Updated Tue, Apr 24, 2012 8:22 pm
Law enforcement officers and advocacy agencies across the country are spotlighting crime victim's rights this week, and Athens County is joining the movement in an attempt to reach every victim of a crime.
"There's a fear of being a victim. You don't want to be a victim. I was a victim. I had my house burglarized on a Saturday morning about four years ago. I mean I'm a county prosecutor. I told them, 'Don't file a report. It's okay. We'll get the other eight houses. We don't need to get mine.'" said Keller Blackburn, Athens County prosecutor. "It's something that you just don't want to be. So, the quicker you file a report, the quicker we can gain evidence and get you help as soon as possible."
That kind of help is exactly what agencies and organizations are highlighting as part of national crime victims rights week.
Blackburn said victims often do not understand the criminal justice process.

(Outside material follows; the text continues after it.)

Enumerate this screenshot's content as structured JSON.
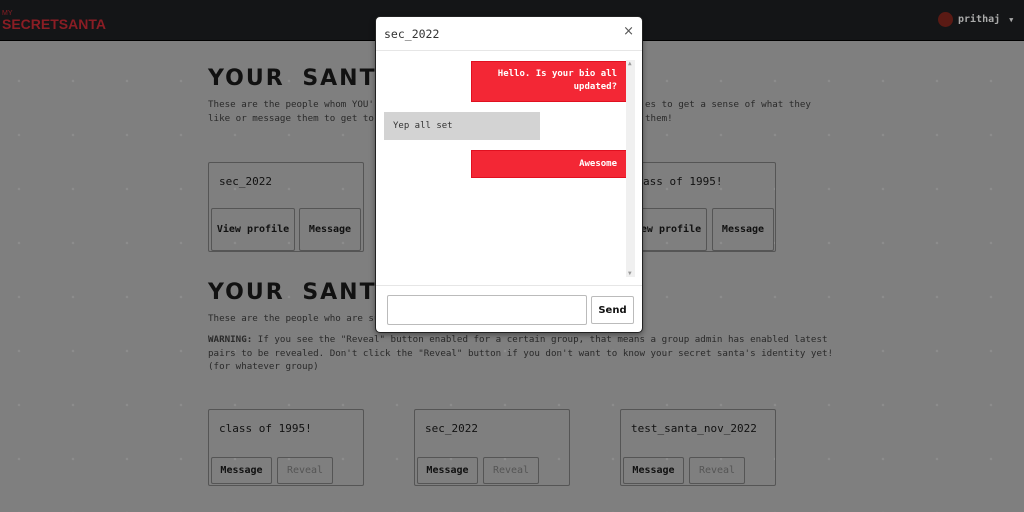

"We try to inform them of their rights, their opportunity to be present at hearings. They used to be excluded from the courtroom because they were a witness. They couldn't hear what was going on before they testify. Now they have the right to do that," he said.
Several programs on Ohio University's campus provide resources to student crime victims. One such resource is OU's survivor advocacy program. The advocacy program offers support to victims of stalking, dating violence, assault and sexual assault.
Brenda Srickland, coordinator of the program, said the group provides basic counseling services to victims of crimes, transports victims to the hospital and guides victims through police procedures and the criminal justice process.